Stored data entries:
┄┄┄┄┄┄┄┄┄┄┄┄┄┄┄┄┄┄┄┄

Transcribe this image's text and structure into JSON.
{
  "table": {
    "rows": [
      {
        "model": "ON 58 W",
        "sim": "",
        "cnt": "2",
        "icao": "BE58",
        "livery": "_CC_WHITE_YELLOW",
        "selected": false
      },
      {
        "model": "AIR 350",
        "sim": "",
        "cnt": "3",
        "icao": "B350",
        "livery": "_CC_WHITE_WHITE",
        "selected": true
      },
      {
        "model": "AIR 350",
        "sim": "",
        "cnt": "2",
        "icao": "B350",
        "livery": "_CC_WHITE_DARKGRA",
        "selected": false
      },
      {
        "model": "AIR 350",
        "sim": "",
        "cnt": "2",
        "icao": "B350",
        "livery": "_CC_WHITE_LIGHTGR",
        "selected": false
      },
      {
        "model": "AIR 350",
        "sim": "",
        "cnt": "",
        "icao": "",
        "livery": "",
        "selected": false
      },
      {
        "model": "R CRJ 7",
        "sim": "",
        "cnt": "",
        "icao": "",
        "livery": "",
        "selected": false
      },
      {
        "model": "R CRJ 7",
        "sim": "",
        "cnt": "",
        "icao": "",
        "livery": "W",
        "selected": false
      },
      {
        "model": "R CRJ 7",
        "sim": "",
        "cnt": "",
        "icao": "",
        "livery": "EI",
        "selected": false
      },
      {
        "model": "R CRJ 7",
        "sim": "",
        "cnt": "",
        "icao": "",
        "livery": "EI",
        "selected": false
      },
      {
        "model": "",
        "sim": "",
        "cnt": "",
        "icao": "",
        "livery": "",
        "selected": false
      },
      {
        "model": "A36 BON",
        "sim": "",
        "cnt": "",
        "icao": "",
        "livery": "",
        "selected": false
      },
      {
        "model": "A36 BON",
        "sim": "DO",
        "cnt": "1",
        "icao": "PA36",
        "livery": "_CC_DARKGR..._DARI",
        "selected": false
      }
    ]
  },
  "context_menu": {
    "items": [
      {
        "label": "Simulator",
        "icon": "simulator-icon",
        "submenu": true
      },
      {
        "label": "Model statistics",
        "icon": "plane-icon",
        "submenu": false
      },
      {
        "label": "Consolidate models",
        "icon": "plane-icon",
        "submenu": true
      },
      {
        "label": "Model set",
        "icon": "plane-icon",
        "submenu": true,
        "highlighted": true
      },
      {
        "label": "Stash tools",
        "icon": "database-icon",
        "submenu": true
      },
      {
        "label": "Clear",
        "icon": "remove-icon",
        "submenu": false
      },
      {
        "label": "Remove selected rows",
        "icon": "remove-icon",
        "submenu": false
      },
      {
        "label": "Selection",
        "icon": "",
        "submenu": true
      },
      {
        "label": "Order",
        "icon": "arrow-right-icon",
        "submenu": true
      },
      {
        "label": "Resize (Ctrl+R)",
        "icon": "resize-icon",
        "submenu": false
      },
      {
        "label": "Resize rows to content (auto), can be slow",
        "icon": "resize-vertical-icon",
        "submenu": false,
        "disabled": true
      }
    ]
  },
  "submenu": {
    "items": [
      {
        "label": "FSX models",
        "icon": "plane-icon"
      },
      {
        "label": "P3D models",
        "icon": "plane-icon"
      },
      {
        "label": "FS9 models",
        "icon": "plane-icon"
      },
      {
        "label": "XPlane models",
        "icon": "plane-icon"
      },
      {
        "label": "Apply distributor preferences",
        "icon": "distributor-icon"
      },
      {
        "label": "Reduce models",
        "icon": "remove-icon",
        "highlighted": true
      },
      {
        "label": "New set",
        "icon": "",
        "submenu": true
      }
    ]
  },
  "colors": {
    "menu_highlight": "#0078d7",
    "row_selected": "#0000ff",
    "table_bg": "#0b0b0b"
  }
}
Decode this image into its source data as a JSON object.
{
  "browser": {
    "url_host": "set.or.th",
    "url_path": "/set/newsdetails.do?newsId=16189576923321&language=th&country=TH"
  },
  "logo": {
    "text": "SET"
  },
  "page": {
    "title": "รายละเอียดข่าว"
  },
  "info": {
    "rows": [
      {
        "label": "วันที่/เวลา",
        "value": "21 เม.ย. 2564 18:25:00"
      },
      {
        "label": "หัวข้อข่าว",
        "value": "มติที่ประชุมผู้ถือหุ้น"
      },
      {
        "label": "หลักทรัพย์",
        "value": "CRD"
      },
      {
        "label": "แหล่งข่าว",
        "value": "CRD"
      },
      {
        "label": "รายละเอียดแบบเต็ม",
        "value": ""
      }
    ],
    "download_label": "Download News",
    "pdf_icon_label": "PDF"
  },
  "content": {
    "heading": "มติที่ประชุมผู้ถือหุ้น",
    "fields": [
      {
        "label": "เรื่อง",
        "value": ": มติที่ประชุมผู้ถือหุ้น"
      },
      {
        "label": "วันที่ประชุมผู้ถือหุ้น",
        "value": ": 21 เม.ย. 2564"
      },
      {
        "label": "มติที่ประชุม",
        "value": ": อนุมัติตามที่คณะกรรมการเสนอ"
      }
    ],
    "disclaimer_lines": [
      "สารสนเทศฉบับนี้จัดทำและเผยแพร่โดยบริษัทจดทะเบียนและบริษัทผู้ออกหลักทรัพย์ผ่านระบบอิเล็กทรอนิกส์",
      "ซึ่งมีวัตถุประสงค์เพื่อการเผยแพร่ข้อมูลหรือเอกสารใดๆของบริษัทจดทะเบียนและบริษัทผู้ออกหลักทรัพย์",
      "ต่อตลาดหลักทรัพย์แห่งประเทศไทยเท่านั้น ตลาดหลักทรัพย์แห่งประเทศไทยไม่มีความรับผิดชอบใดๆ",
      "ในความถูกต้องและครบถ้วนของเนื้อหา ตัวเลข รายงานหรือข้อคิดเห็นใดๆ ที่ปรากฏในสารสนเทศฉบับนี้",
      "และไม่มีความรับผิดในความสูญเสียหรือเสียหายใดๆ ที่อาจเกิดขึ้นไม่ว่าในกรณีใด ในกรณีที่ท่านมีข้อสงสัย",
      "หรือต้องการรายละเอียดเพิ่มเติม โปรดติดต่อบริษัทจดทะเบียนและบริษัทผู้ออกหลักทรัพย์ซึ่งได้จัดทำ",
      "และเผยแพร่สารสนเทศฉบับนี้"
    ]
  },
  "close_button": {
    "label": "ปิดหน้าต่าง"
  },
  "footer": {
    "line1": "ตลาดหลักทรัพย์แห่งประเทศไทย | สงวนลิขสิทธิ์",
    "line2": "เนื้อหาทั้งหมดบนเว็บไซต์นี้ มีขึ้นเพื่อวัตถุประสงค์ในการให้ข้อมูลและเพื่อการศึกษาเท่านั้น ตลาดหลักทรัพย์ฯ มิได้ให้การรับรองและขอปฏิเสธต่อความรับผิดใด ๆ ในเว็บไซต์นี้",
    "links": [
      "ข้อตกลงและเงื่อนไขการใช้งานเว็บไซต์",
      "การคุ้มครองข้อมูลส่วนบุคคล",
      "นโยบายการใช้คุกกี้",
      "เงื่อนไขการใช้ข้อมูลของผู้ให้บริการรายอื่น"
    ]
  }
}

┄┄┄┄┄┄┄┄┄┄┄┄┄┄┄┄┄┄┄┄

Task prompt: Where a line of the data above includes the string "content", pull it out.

Expected output:
        "label": "Resize rows to content (auto), can be slow",
  "content": {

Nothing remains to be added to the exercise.